• _Exercise objective_
Return all of the data exactly, omitting any images.

• _Data records_

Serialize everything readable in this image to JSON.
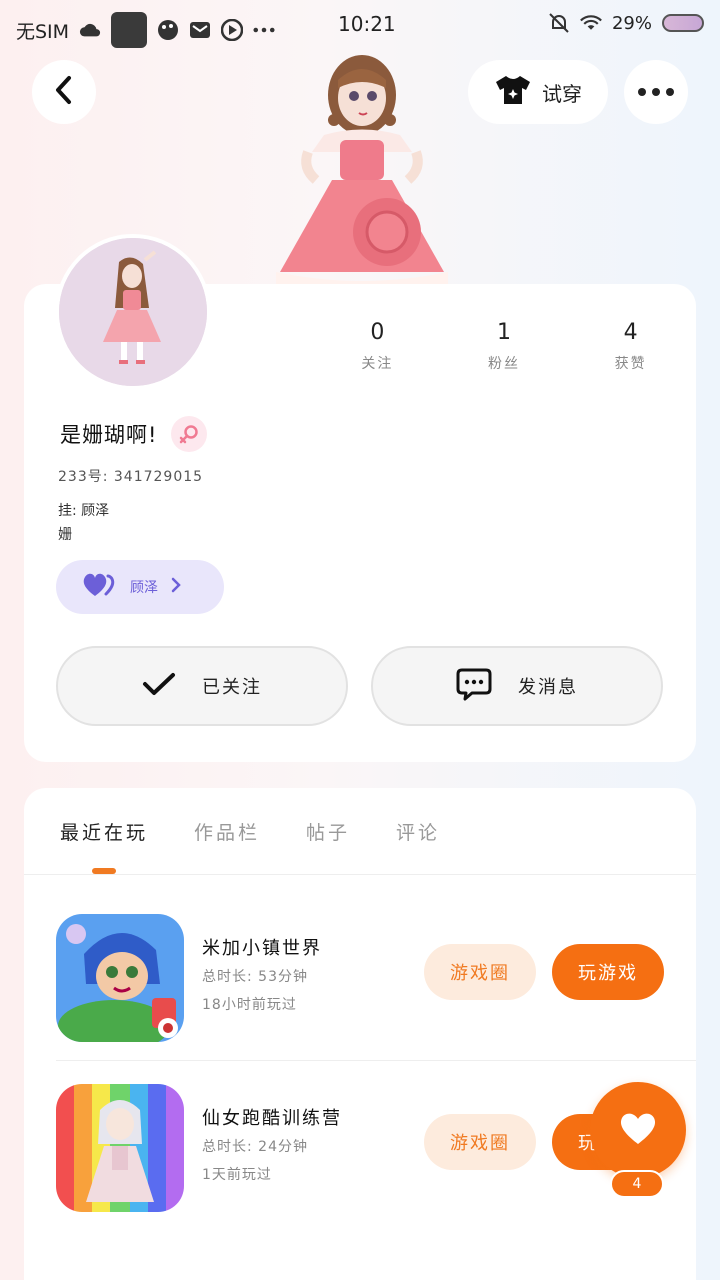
{
  "status_bar": {
    "carrier": "无SIM",
    "time": "10:21",
    "battery": "29%",
    "icons": [
      "cloud-icon",
      "app-square-icon",
      "palette-icon",
      "mail-icon",
      "play-icon",
      "more-dots-icon",
      "mute-icon",
      "wifi-icon",
      "battery-icon"
    ]
  },
  "header": {
    "try_on_label": "试穿",
    "icons": [
      "back-icon",
      "tshirt-icon",
      "more-icon"
    ]
  },
  "profile": {
    "stats": [
      {
        "value": "0",
        "label": "关注"
      },
      {
        "value": "1",
        "label": "粉丝"
      },
      {
        "value": "4",
        "label": "获赞"
      }
    ],
    "name": "是姗瑚啊!",
    "gender_icon": "female-icon",
    "uid": "233号: 341729015",
    "bio_line1": "挂: 顾泽",
    "bio_line2": "姗",
    "cp_name": "顾泽",
    "follow_label": "已关注",
    "message_label": "发消息"
  },
  "tabs": [
    {
      "label": "最近在玩",
      "active": true
    },
    {
      "label": "作品栏",
      "active": false
    },
    {
      "label": "帖子",
      "active": false
    },
    {
      "label": "评论",
      "active": false
    }
  ],
  "games": [
    {
      "name": "米加小镇世界",
      "duration": "总时长: 53分钟",
      "last_played": "18小时前玩过",
      "circle_label": "游戏圈",
      "play_label": "玩游戏"
    },
    {
      "name": "仙女跑酷训练营",
      "duration": "总时长: 24分钟",
      "last_played": "1天前玩过",
      "circle_label": "游戏圈",
      "play_label": "玩游戏"
    }
  ],
  "like_fab": {
    "count": "4",
    "icon": "heart-icon"
  },
  "colors": {
    "accent": "#f56f12",
    "accent_light": "#fdebdd",
    "cp_chip": "#e9e6fb",
    "cp_text": "#6c5fd8"
  }
}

• _Response area_
Serialize everything readable in this image to JSON.
{
  "status_bar": {
    "carrier": "无SIM",
    "time": "10:21",
    "battery": "29%",
    "icons": [
      "cloud-icon",
      "app-square-icon",
      "palette-icon",
      "mail-icon",
      "play-icon",
      "more-dots-icon",
      "mute-icon",
      "wifi-icon",
      "battery-icon"
    ]
  },
  "header": {
    "try_on_label": "试穿",
    "icons": [
      "back-icon",
      "tshirt-icon",
      "more-icon"
    ]
  },
  "profile": {
    "stats": [
      {
        "value": "0",
        "label": "关注"
      },
      {
        "value": "1",
        "label": "粉丝"
      },
      {
        "value": "4",
        "label": "获赞"
      }
    ],
    "name": "是姗瑚啊!",
    "gender_icon": "female-icon",
    "uid": "233号: 341729015",
    "bio_line1": "挂: 顾泽",
    "bio_line2": "姗",
    "cp_name": "顾泽",
    "follow_label": "已关注",
    "message_label": "发消息"
  },
  "tabs": [
    {
      "label": "最近在玩",
      "active": true
    },
    {
      "label": "作品栏",
      "active": false
    },
    {
      "label": "帖子",
      "active": false
    },
    {
      "label": "评论",
      "active": false
    }
  ],
  "games": [
    {
      "name": "米加小镇世界",
      "duration": "总时长: 53分钟",
      "last_played": "18小时前玩过",
      "circle_label": "游戏圈",
      "play_label": "玩游戏"
    },
    {
      "name": "仙女跑酷训练营",
      "duration": "总时长: 24分钟",
      "last_played": "1天前玩过",
      "circle_label": "游戏圈",
      "play_label": "玩游戏"
    }
  ],
  "like_fab": {
    "count": "4",
    "icon": "heart-icon"
  },
  "colors": {
    "accent": "#f56f12",
    "accent_light": "#fdebdd",
    "cp_chip": "#e9e6fb",
    "cp_text": "#6c5fd8"
  }
}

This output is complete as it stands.